Polish Foreign Minister Jacek Czaputowicz said on Monday that the EU had to take steps in order to prevent the possibility of the use of force in Belarus, and declared that Poland would be encouraging activity to this effect.
He also denied that Poland had inspired post-election protests in Belarus, and added that the Belarusian authorities had to understand that they had not been incited by actions from abroad but resulted from the lack of satisfaction of the people.
Addressing a press conference, the foreign minister said that international standards and good customs "make us refrain from the final evaluation of the voting process until the publication of official election results."
"But we could say that the course of the election campaign, the election day alone, and, above all, last night's developments, are against international standards," Czaputowicz stated.
"Media reports are alarming. We believe that there is a threat of escalation. And this is what all of us, namely, the international community, should oppose," the official said.
Czaputowicz recalled that before the election he had issued a joint statement with his French and German counterparts to underline the importance of democratic procedures. And he also mentioned his conversation with his Belarusian counterpart, during which he had presented Poland's expectations, including the observance of democratic standards and the release of political prisoners.
The Polish minister stated that Belarusians should be ensured electoral rights, and underlined that Poland supported independence and sovereignty of that country. Admitting that Belarus was an important EU neighbour and active member of the Eastern Partnership, Czaputowicz declared that Poland wanted to build strong ties between EU and Belarusian citizens, but on the basis of respect for common values.
He underlined that dialogue with the Belarusian authorities did not mean support of their actions, and that contacts with representatives of these authorities could never be interpreted as support of these authorities against society.
Minister Czaputowicz said that "Poland has been a supporter of bringing Belarus closer to the EU, and it wants to continue this role."
The official recalled that earlier on Monday he had asked the High Representative of the European Union for Foreign Affairs and Security Policy to urgently convene a meeting regarding Belarus, and that Prime Minister Mateusz Morawiecki had called for an extraordinary EU meeting. He also announced that a statement of 27 EU members regarding the situation in Belarus would be published on Poland's initiative.
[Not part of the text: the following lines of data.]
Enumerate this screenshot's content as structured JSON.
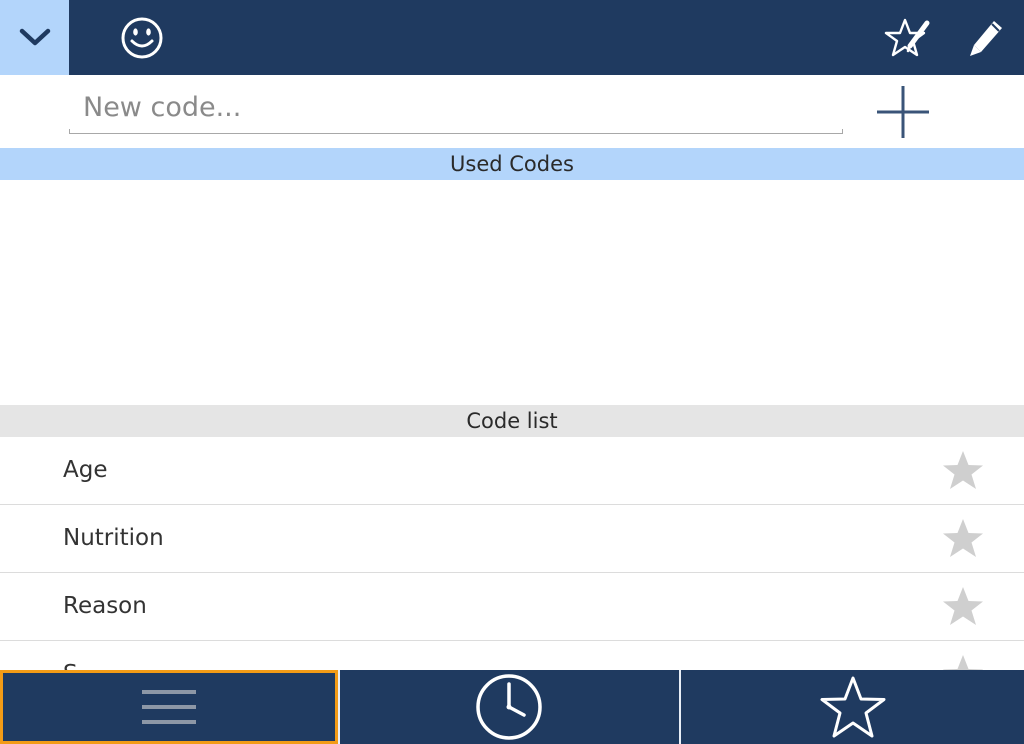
{
  "topbar": {
    "background": "#1f3a60",
    "collapse_background": "#b3d5fb",
    "icons": [
      "chevron-down-icon",
      "smiley-icon",
      "star-edit-icon",
      "pencil-icon"
    ]
  },
  "new_code": {
    "placeholder": "New code...",
    "value": "",
    "add_icon": "plus-icon"
  },
  "sections": {
    "used_codes": "Used Codes",
    "code_list": "Code list"
  },
  "codes": [
    {
      "label": "Age",
      "starred": false
    },
    {
      "label": "Nutrition",
      "starred": false
    },
    {
      "label": "Reason",
      "starred": false
    },
    {
      "label": "S...",
      "starred": false
    }
  ],
  "bottom_tabs": {
    "selected": "list",
    "highlight_color": "#f29b16",
    "icons": [
      "menu-icon",
      "clock-icon",
      "star-icon"
    ]
  }
}
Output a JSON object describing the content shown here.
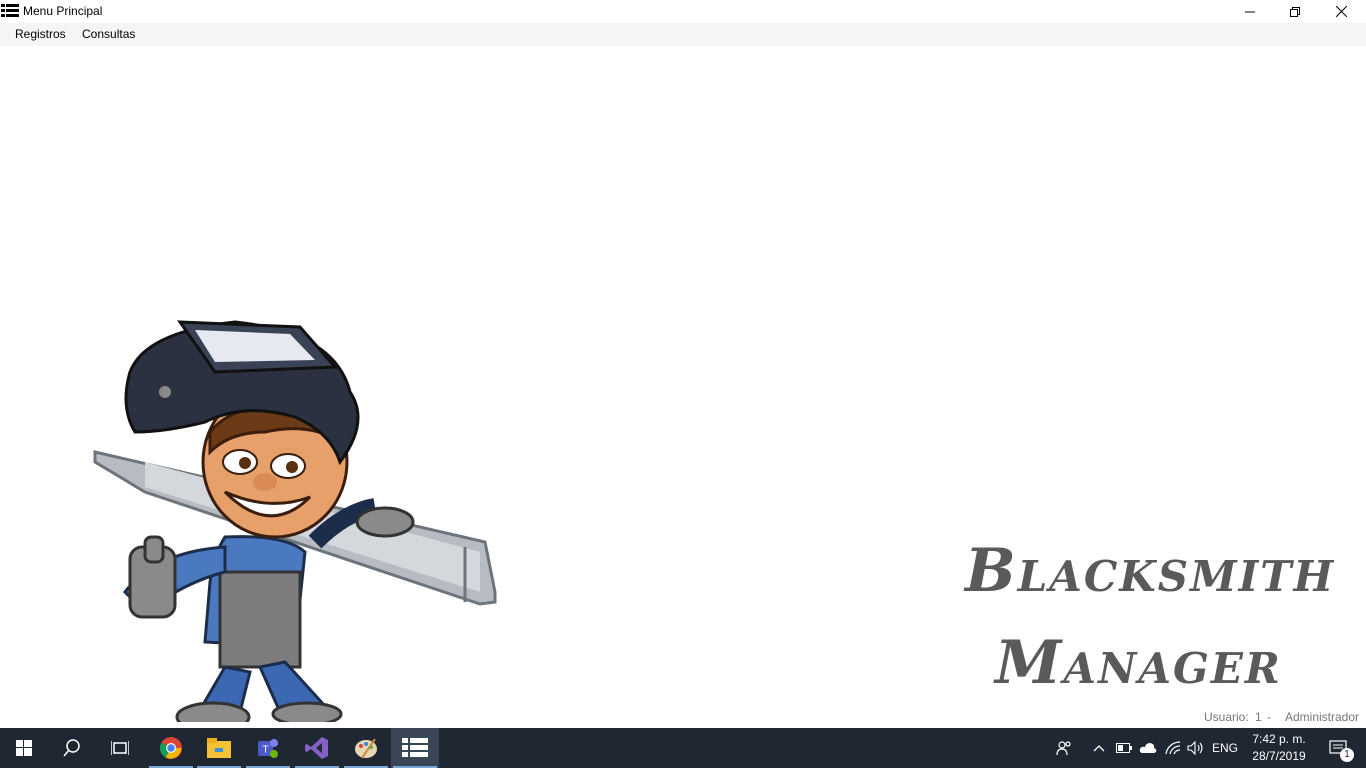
{
  "window": {
    "title": "Menu Principal",
    "controls": [
      "minimize",
      "restore",
      "close"
    ]
  },
  "menubar": {
    "items": [
      {
        "label": "Registros"
      },
      {
        "label": "Consultas"
      }
    ]
  },
  "main": {
    "brand_line1": "Blacksmith",
    "brand_line2": "Manager",
    "status": {
      "user_label": "Usuario:",
      "user_id": "1",
      "separator": "-",
      "user_name": "Administrador"
    }
  },
  "taskbar": {
    "apps": [
      "start-icon",
      "search-icon",
      "task-view-icon",
      "chrome-icon",
      "file-explorer-icon",
      "teams-icon",
      "visual-studio-icon",
      "paint-icon",
      "app-menu-icon"
    ],
    "tray": {
      "language": "ENG",
      "time": "7:42 p. m.",
      "date": "28/7/2019",
      "notifications": "1"
    }
  },
  "colors": {
    "taskbar_bg": "#1f2733",
    "menubar_bg": "#f5f5f5",
    "brand_text": "#5a5a5a",
    "status_text": "#777777"
  }
}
He stated that Belarus could become closer to the EU and the western world, but added that this should be based on respect of the law and fundamental democratic values. "We expect the Belarusian authorities to stop repression and start true dialogue with citizens," he said.
Referring to the charges made by Belarusian President Alexander Lukashenko, according to which, participants in post-election protests in Belarus were being steered from Poland, Great Britain and the Czech Republic, the minister said they were groundless.
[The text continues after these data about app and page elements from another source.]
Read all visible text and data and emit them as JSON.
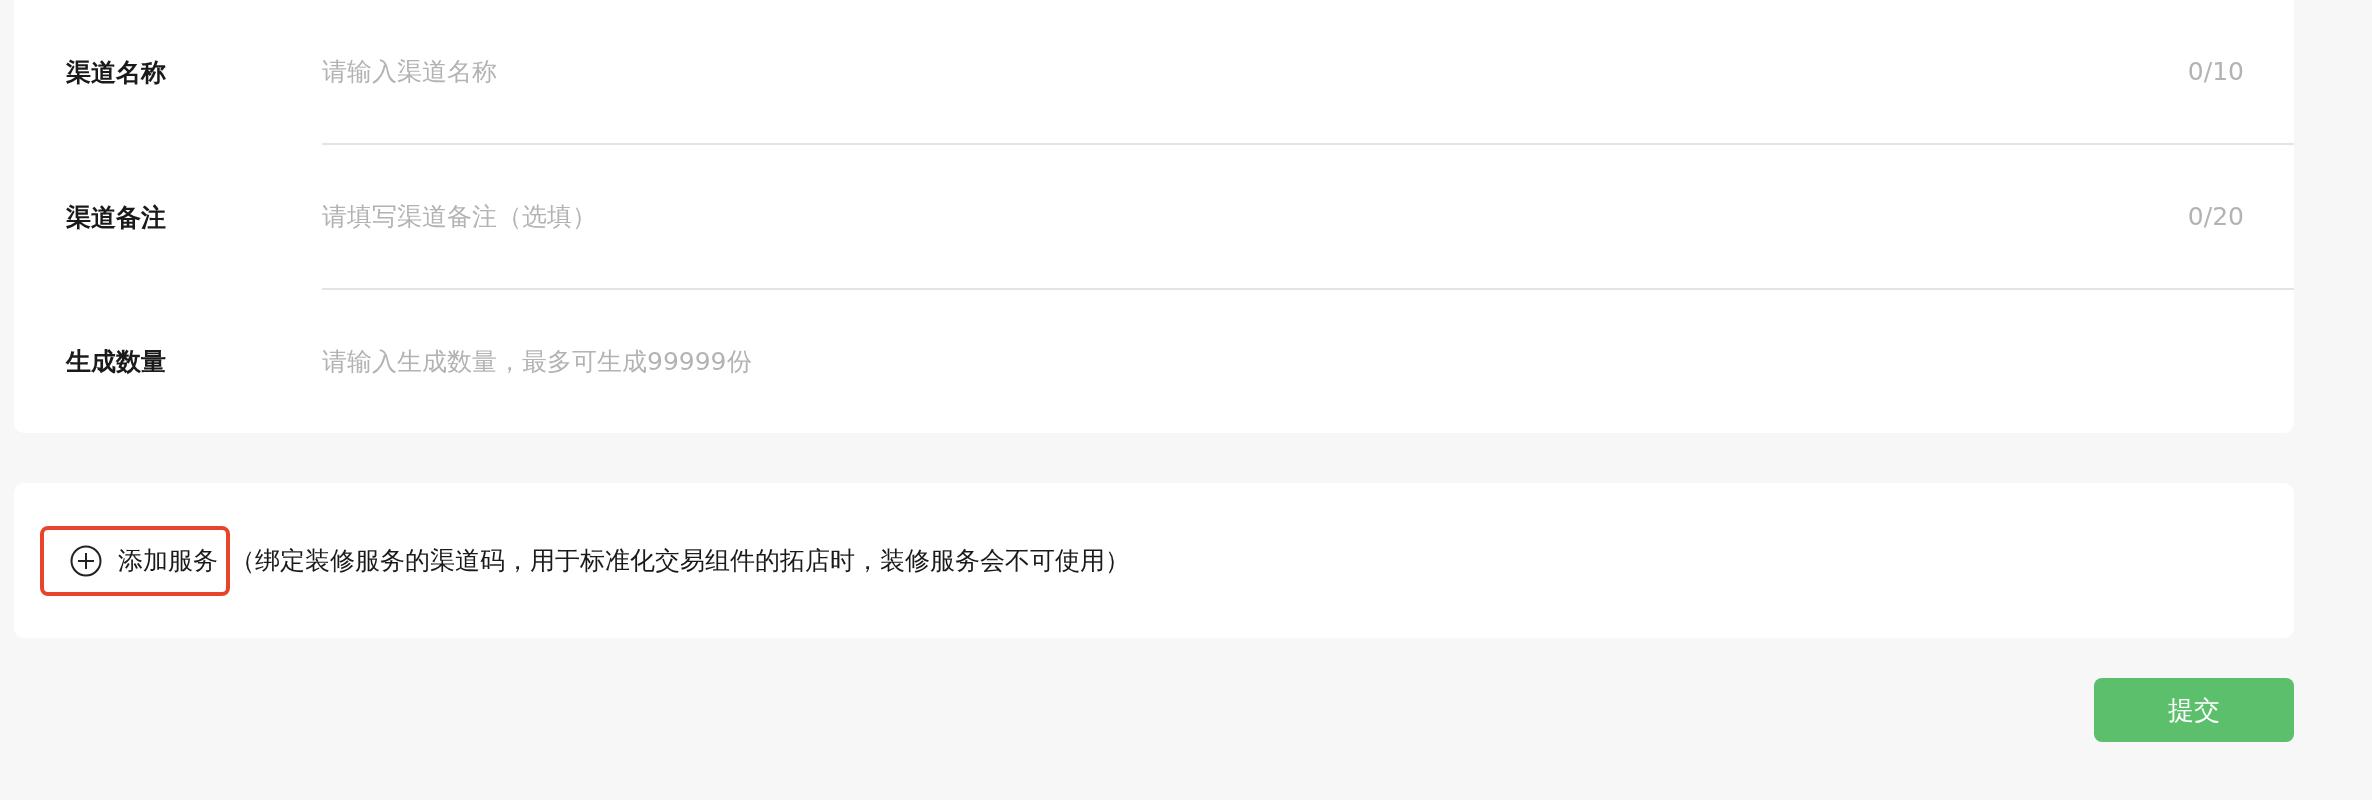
{
  "form": {
    "fields": [
      {
        "label": "渠道名称",
        "placeholder": "请输入渠道名称",
        "counter": "0/10"
      },
      {
        "label": "渠道备注",
        "placeholder": "请填写渠道备注（选填）",
        "counter": "0/20"
      },
      {
        "label": "生成数量",
        "placeholder": "请输入生成数量，最多可生成99999份"
      }
    ]
  },
  "add_service": {
    "label": "添加服务",
    "note": "（绑定装修服务的渠道码，用于标准化交易组件的拓店时，装修服务会不可使用）",
    "highlighted": true
  },
  "submit_button": "提交"
}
The charges had been made by the Belarusian president earlier on Monday. He said that registered phone calls made from abroad to Belarus were proof of such activities.
"The election showed that the Belarusian people were conscious, active and more and more interested in having real influence on shaping the future of their country," Czaputowicz stated.
The foreign minister also said that Poland wanted Belarus to be a democratic country, that it was an important neighbour with which Poland wanted to cooperate in various fields.
Election officials in Belarus said Monday that President Alexander Lukashenko had won his sixth consecutive term, taking over 80 percent of the vote. The country's central election commission said that with all ballots counted, Lukashenko, who has led Belarus for 26 years, took 80.23 percent of the vote and his main opposition challenger, Sviatlana Tsikhanouskaya, had only 9.9 percent.